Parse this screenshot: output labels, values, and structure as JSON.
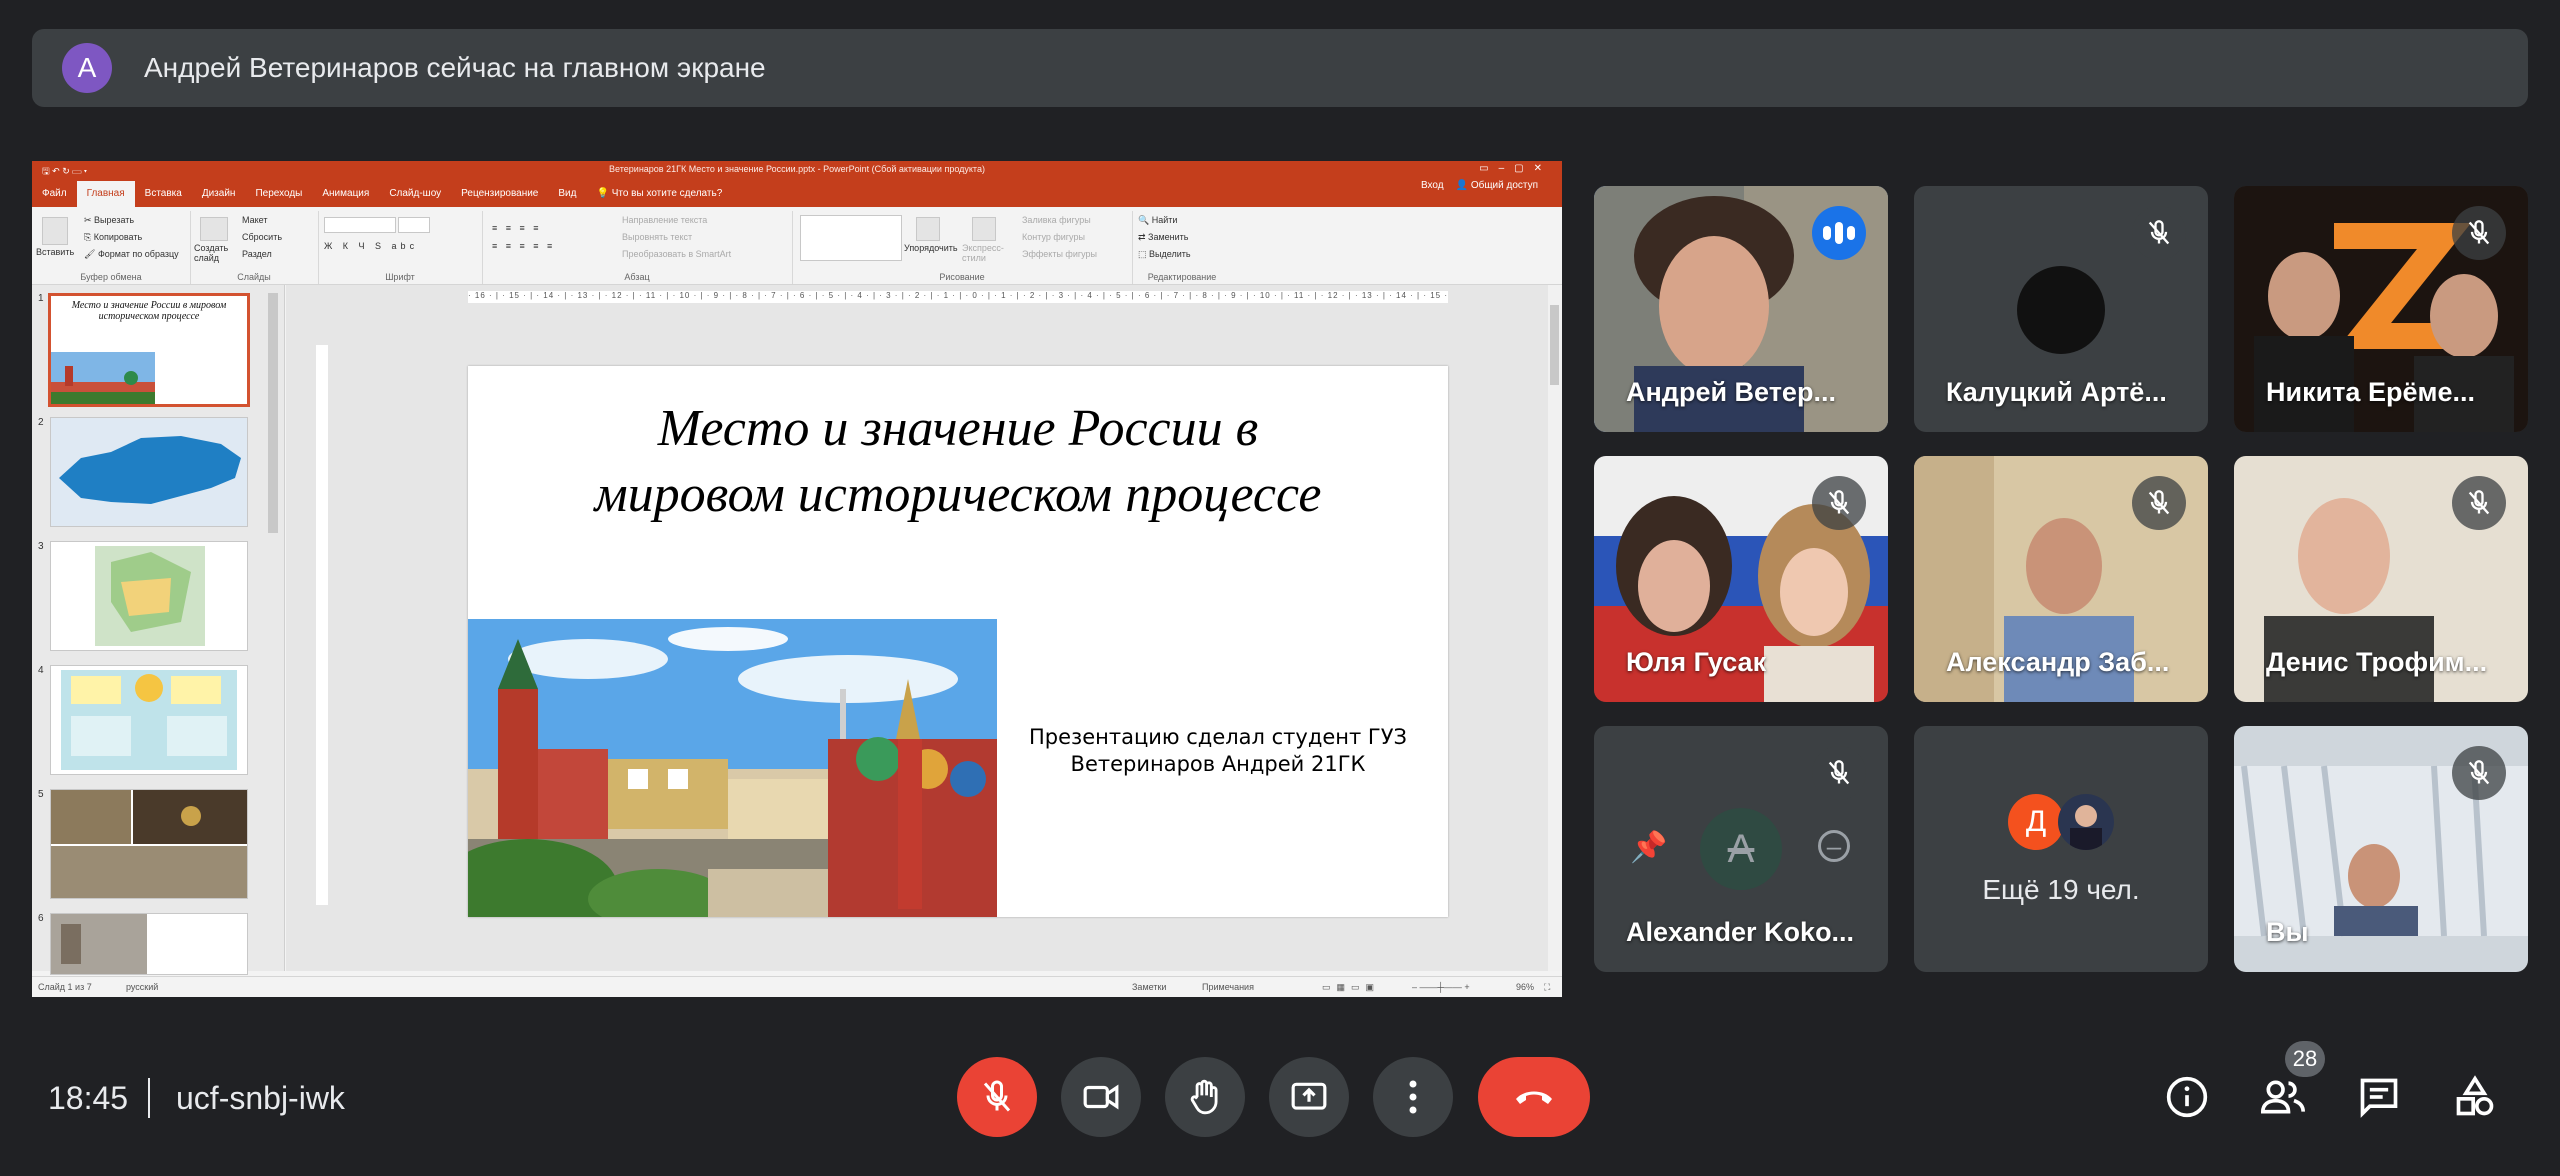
{
  "banner": {
    "avatar_letter": "А",
    "text": "Андрей Ветеринаров сейчас на главном экране"
  },
  "powerpoint": {
    "window_title": "Ветеринаров 21ГК Место и значение России.pptx - PowerPoint (Сбой активации продукта)",
    "tabs": [
      "Файл",
      "Главная",
      "Вставка",
      "Дизайн",
      "Переходы",
      "Анимация",
      "Слайд-шоу",
      "Рецензирование",
      "Вид"
    ],
    "tell_me": "Что вы хотите сделать?",
    "sign_in": "Вход",
    "share": "Общий доступ",
    "ribbon": {
      "paste": "Вставить",
      "cut": "Вырезать",
      "copy": "Копировать",
      "format_painter": "Формат по образцу",
      "clipboard": "Буфер обмена",
      "new_slide": "Создать слайд",
      "layout": "Макет",
      "reset": "Сбросить",
      "section": "Раздел",
      "slides": "Слайды",
      "font": "Шрифт",
      "text_direction": "Направление текста",
      "align_text": "Выровнять текст",
      "smartart": "Преобразовать в SmartArt",
      "paragraph": "Абзац",
      "arrange": "Упорядочить",
      "quick_styles": "Экспресс-стили",
      "shape_fill": "Заливка фигуры",
      "shape_outline": "Контур фигуры",
      "shape_effects": "Эффекты фигуры",
      "drawing": "Рисование",
      "find": "Найти",
      "replace": "Заменить",
      "select": "Выделить",
      "editing": "Редактирование"
    },
    "thumbnails": [
      {
        "num": "1",
        "title": "Место и значение России в мировом историческом процессе"
      },
      {
        "num": "2"
      },
      {
        "num": "3"
      },
      {
        "num": "4"
      },
      {
        "num": "5"
      },
      {
        "num": "6"
      }
    ],
    "ruler": "· 16 · | · 15 · | · 14 · | · 13 · | · 12 · | · 11 · | · 10 · | · 9 · | · 8 · | · 7 · | · 6 · | · 5 · | · 4 · | · 3 · | · 2 · | · 1 · | · 0 · | · 1 · | · 2 · | · 3 · | · 4 · | · 5 · | · 6 · | · 7 · | · 8 · | · 9 · | · 10 · | · 11 · | · 12 · | · 13 · | · 14 · | · 15 · | · 16 ·",
    "slide": {
      "title": "Место и значение России в мировом историческом процессе",
      "subtitle": "Презентацию сделал студент ГУЗ Ветеринаров Андрей 21ГК"
    },
    "status": {
      "slide": "Слайд 1 из 7",
      "lang": "русский",
      "notes": "Заметки",
      "comments": "Примечания",
      "zoom": "96%"
    }
  },
  "participants": [
    {
      "name": "Андрей Ветер...",
      "state": "speaking"
    },
    {
      "name": "Калуцкий Артё...",
      "state": "muted"
    },
    {
      "name": "Никита Ерёме...",
      "state": "muted"
    },
    {
      "name": "Юля Гусак",
      "state": "muted"
    },
    {
      "name": "Александр Заб...",
      "state": "muted"
    },
    {
      "name": "Денис Трофим...",
      "state": "muted"
    },
    {
      "name": "Alexander Koko...",
      "state": "muted",
      "avatar_letter": "A"
    },
    {
      "name": "Ещё 19 чел.",
      "avatar_letter": "Д"
    },
    {
      "name": "Вы",
      "state": "muted"
    }
  ],
  "bottom": {
    "time": "18:45",
    "meeting_code": "ucf-snbj-iwk",
    "participant_count": "28"
  },
  "colors": {
    "accent_blue": "#8ab4f8",
    "end_call_red": "#ea4335",
    "ppt_orange": "#c43e1c"
  }
}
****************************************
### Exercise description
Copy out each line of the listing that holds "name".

### Response below
      "name": "Андрей Ветер...",
      "name": "Калуцкий Артё...",
      "name": "Никита Ерёме...",
      "name": "Юля Гусак",
      "name": "Александр Заб...",
      "name": "Денис Трофим...",
      "name": "Alexander Koko...",
      "name": "Ещё 19 чел.",
      "name": "Вы",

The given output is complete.